Anonymous data has had all personal information (such as names or addresses of clinical trial participants) removed, so that people using trial data cannot identify the individuals who took part. Truly anonymised data contain no information that could reasonably be used, by anyone, to identify individuals “ even by cross-checking the data against other sources of information. Anonymous data are data that have had personal information removed.
Anonymous coding systems
Sets of data from individuals in a trial are given unique codes so they can be stored and managed properly. Anonymous coding systems (ACS) use codes that do not relate to personal information that might be used to identify the individual in any way (for example, a participant's initials or health record number must not be included in the code). This allows individuals taking part in clinical trials to remain anonymous.
Coding can be important to allow tracing of individuals in the future (for example to allow authorised health professionals to follow up on results that come out of trials). To enable this, information about which individual was given which code is usually held securely, for example at a separate location not involved in the trial.
The scientific study of the social, cultural and physical development of humans, past and present.
The part of a pathogen that stimulates a response from the immune system.
Area Under the Curve
In the field of pharmacokinetics, the Area Under the Curve (AUC) has a specific meaning. It is the region under a plotted line in a graph of medicine concentration in blood plasma over time. Typically, the area is calculated starting from the time the medicine is administered until the time when the concentration in plasma is insignificant. The area under the curve represents the total exposure that the body receives to an active substance, and helps to evaluate and compare bioavailability profiles between medicines. The time at which the highest concentration of the active substance is found in the blood is called Tmax, and the maximum concentration of the active substance found in the blood stream is called Cmax.

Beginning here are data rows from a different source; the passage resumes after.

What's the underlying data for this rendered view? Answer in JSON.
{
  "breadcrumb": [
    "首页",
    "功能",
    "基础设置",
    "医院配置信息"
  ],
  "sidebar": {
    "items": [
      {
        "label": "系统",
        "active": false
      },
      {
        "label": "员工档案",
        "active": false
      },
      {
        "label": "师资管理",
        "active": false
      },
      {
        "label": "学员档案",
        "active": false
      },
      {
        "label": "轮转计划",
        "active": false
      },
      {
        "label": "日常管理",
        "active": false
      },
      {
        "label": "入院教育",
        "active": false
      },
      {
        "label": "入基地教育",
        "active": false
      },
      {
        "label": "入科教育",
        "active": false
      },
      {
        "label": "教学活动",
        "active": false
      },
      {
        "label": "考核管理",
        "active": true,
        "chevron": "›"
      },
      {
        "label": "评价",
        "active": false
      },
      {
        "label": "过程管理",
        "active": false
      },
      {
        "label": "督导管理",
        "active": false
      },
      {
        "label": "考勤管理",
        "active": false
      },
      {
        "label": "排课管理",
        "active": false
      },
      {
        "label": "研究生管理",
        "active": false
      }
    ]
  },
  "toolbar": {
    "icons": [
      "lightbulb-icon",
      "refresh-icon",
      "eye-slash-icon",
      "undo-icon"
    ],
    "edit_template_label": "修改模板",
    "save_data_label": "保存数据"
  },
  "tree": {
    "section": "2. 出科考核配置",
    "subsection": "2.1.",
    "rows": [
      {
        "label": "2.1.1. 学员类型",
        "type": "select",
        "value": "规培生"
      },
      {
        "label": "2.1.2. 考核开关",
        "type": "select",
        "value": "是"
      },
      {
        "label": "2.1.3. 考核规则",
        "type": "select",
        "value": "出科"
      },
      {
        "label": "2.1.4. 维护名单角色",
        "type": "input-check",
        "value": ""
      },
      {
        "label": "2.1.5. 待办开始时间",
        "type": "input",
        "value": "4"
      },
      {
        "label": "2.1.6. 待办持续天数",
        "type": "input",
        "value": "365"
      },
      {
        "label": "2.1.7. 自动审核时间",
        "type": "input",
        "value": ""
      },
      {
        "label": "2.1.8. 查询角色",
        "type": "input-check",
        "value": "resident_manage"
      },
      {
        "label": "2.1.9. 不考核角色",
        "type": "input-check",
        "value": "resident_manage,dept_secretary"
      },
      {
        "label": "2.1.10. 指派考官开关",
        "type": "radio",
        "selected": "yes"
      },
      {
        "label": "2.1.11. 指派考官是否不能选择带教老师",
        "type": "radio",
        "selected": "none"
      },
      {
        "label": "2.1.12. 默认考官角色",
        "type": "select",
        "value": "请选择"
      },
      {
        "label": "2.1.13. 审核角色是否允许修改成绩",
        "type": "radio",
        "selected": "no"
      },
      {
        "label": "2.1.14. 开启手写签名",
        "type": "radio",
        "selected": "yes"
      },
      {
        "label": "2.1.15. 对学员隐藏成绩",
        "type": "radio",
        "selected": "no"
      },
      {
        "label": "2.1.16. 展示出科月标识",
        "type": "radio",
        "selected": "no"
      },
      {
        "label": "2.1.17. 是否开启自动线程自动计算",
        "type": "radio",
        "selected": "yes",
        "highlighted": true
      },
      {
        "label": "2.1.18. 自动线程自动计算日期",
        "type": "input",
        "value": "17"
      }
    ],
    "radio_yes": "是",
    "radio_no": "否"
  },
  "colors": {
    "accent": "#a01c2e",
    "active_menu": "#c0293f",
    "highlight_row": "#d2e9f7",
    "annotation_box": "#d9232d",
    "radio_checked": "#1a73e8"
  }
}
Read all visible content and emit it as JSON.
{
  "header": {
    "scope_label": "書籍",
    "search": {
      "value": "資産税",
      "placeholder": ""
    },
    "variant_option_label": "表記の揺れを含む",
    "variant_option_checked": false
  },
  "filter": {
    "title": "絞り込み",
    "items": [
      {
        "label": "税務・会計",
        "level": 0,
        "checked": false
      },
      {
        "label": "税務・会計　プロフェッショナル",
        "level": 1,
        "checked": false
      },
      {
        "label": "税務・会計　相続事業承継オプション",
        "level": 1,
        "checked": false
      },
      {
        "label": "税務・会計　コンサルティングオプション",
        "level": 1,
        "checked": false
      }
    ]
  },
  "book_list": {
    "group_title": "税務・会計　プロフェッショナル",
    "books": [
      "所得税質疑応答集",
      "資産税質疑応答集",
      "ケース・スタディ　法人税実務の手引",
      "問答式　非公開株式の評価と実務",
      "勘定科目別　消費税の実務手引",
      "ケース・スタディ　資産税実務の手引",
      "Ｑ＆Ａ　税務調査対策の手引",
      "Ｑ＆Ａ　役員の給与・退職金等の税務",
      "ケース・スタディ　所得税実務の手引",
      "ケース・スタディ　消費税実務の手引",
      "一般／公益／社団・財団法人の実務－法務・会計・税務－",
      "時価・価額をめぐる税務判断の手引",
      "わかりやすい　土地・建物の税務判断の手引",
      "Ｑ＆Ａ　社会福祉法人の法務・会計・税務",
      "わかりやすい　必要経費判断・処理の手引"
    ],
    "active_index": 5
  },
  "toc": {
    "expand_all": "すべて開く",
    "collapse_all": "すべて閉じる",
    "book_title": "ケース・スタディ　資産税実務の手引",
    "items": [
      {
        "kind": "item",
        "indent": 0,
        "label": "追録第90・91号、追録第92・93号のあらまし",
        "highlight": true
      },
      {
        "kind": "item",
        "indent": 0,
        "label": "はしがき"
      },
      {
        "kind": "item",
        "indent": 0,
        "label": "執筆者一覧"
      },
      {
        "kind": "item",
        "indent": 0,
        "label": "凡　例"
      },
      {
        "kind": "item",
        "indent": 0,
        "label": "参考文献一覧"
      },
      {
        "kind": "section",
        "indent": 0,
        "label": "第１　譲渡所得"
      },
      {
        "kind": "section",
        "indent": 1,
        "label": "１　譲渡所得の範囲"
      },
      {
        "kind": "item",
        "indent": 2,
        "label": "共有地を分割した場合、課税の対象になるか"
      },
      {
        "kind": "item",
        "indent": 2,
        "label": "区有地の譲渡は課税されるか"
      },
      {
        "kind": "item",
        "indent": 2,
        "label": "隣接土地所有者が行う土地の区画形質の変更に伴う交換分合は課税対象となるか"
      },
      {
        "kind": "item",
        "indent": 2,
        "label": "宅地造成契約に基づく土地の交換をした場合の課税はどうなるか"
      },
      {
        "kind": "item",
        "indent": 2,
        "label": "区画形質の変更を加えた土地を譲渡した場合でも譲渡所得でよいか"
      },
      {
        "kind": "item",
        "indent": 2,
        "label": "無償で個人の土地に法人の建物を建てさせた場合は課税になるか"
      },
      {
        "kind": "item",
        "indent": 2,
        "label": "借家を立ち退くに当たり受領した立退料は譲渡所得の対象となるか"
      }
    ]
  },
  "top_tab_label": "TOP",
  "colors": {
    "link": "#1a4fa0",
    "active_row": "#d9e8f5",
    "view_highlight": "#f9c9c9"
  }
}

In clinical research this refers to any of the treatment groups in a randomised trial. Many randomised trials have two arms™ or groups, but some may have three or even more.
Attrition is the loss of participants during a clinical trial it is also known as the 'drop-out rate'. The opposite of attrition is 'retention'.

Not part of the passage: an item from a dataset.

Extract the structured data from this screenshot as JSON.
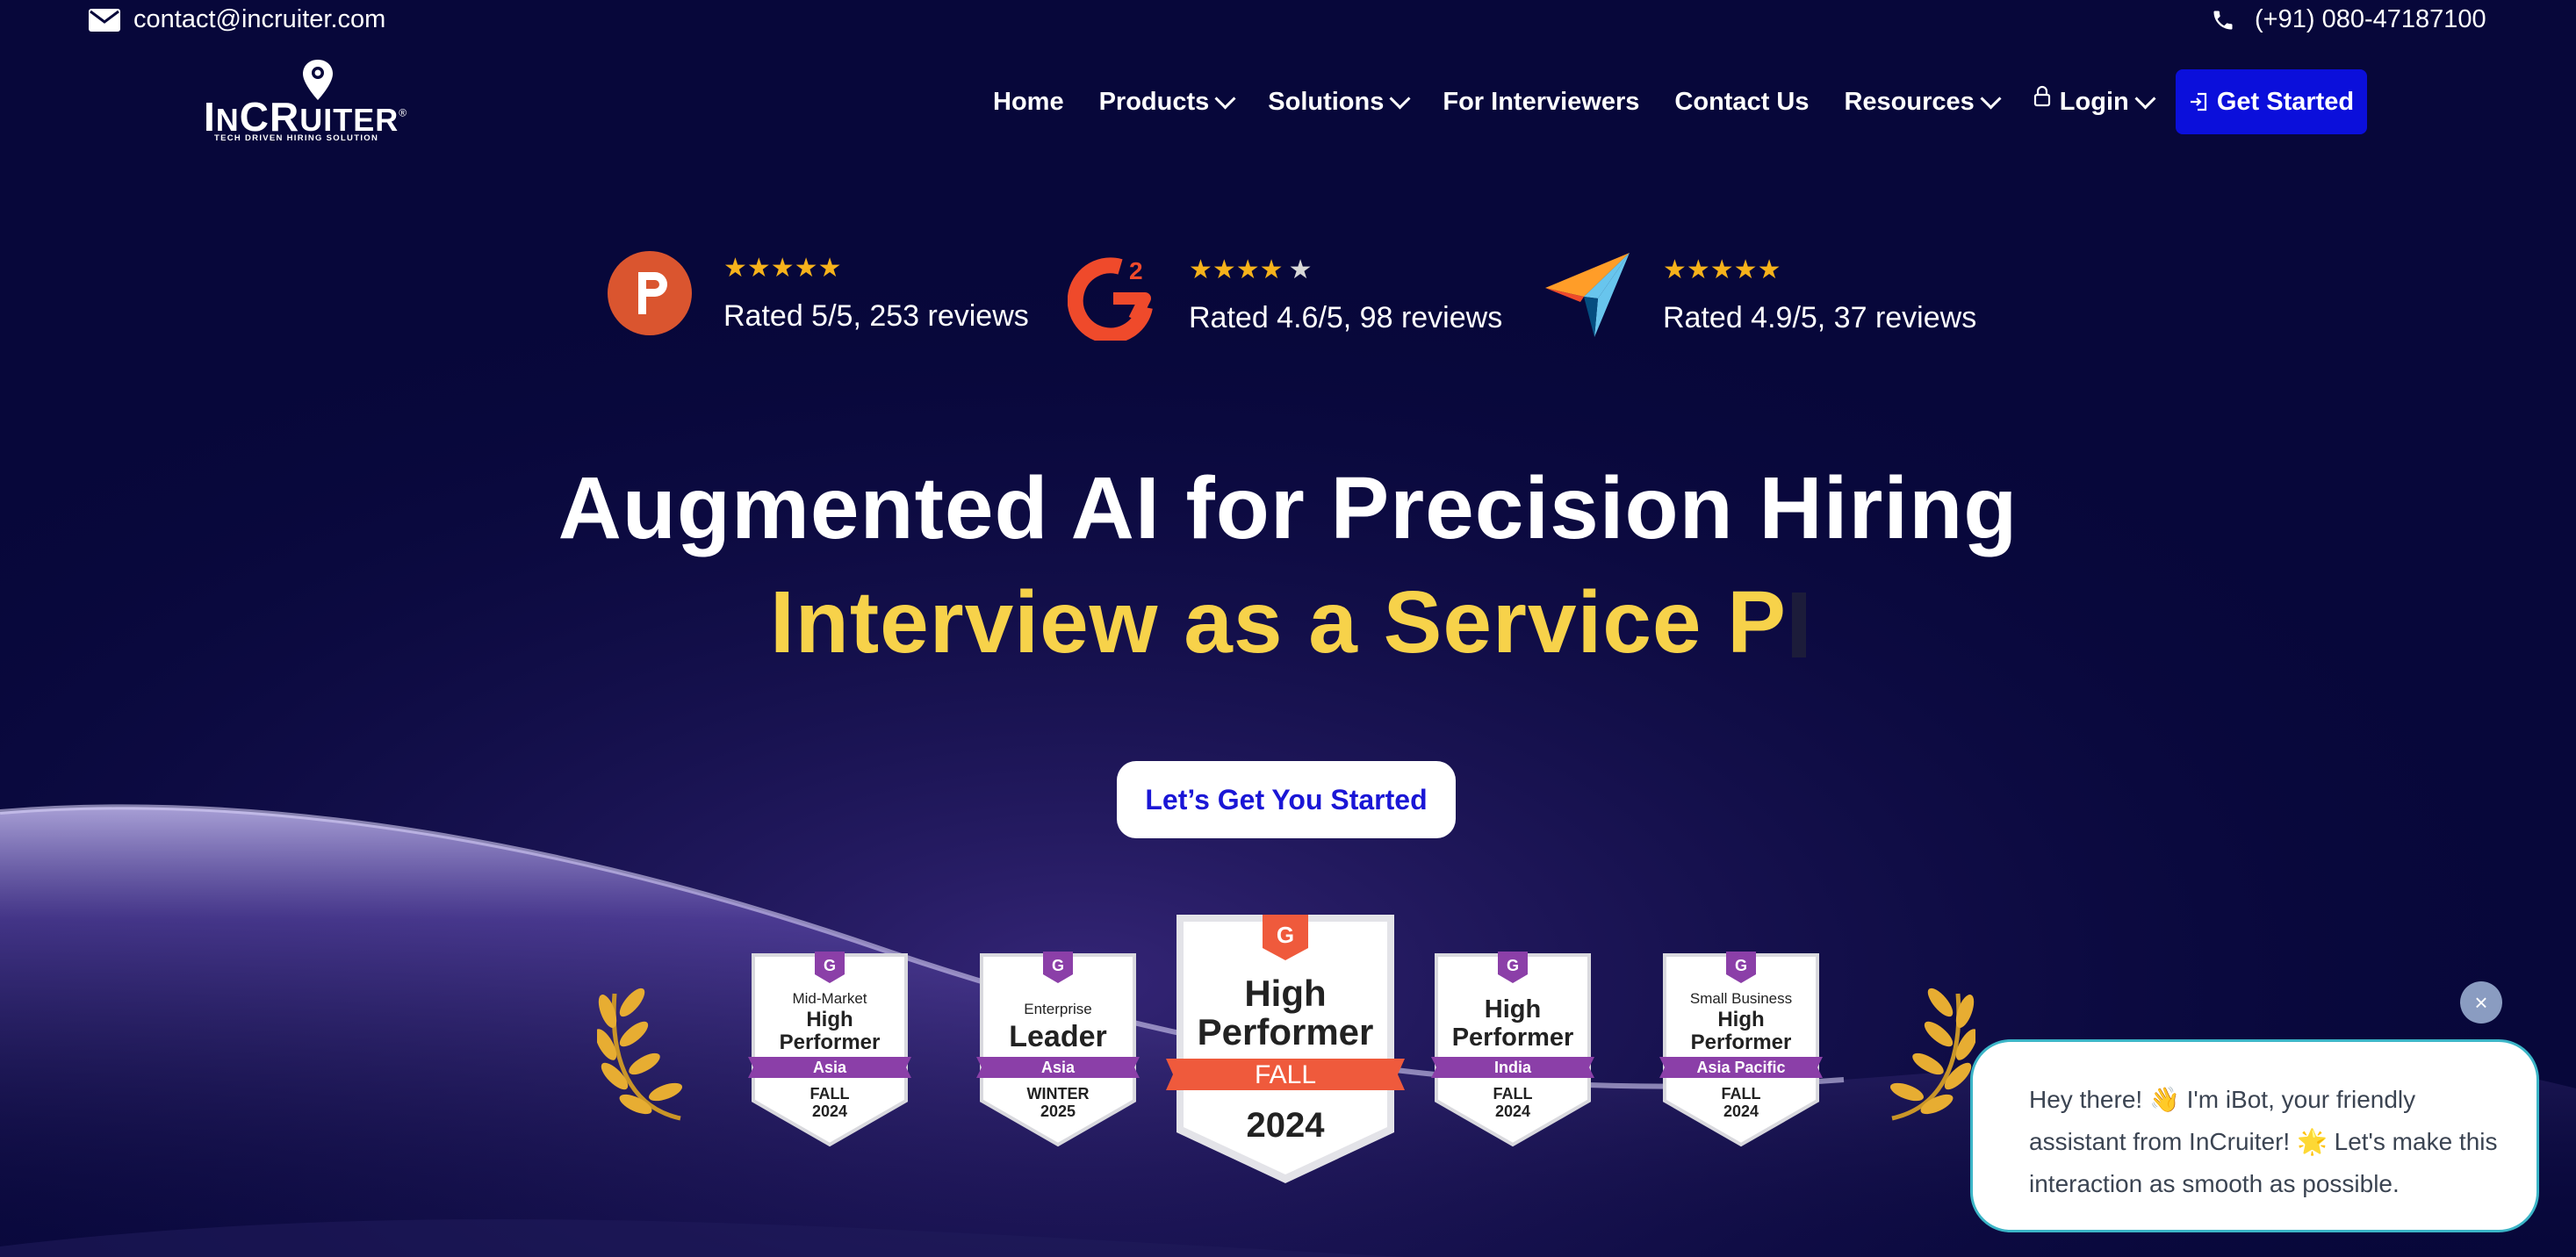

Attrition can cause bias in study results if more participants drop out of one study arm than another, or if there is a difference between the participants who drop out and those who continue. Attrition can affect how applicable the results of a study are (external validity), or the statistical power of a study.

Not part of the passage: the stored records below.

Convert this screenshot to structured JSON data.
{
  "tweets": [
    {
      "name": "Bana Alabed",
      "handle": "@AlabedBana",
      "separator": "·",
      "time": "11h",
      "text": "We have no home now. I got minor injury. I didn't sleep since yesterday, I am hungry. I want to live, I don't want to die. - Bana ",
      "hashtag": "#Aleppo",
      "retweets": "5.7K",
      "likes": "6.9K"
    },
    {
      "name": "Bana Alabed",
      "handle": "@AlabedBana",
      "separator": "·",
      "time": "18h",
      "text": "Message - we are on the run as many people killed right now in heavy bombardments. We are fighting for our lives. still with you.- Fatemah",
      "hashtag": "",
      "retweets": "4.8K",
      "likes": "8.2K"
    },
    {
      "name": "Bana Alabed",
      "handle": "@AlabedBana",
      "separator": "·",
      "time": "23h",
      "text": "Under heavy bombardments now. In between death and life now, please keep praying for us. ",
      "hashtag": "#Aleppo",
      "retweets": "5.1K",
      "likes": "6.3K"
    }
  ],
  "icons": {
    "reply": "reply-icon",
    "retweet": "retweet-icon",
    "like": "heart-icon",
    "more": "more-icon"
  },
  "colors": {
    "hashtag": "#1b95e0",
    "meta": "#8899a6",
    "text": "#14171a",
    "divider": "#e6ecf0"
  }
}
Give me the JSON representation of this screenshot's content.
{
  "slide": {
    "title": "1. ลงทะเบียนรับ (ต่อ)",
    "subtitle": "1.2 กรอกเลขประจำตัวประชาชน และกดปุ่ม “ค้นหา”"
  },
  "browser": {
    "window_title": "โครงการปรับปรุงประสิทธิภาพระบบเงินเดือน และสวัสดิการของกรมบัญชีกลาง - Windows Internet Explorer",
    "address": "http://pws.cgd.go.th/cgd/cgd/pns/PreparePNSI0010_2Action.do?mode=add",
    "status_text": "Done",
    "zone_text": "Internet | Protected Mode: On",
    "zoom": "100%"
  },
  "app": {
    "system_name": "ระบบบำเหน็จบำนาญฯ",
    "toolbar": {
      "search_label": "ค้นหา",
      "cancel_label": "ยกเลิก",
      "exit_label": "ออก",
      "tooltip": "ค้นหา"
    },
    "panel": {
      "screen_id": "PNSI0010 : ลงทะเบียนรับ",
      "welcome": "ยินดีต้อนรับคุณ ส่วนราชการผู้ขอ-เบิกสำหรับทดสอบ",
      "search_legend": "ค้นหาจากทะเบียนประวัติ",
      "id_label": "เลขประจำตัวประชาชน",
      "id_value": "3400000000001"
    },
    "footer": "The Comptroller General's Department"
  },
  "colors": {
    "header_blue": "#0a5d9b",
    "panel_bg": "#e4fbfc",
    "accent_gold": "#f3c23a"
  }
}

Research suggests that using a combination of strategies can improve the retention of participants in trials. Many different methods may be appropriate, for example providing incentives for taking part, giving personal reminders of appointments, and involving patients and/or their carers throughout the trial-design process.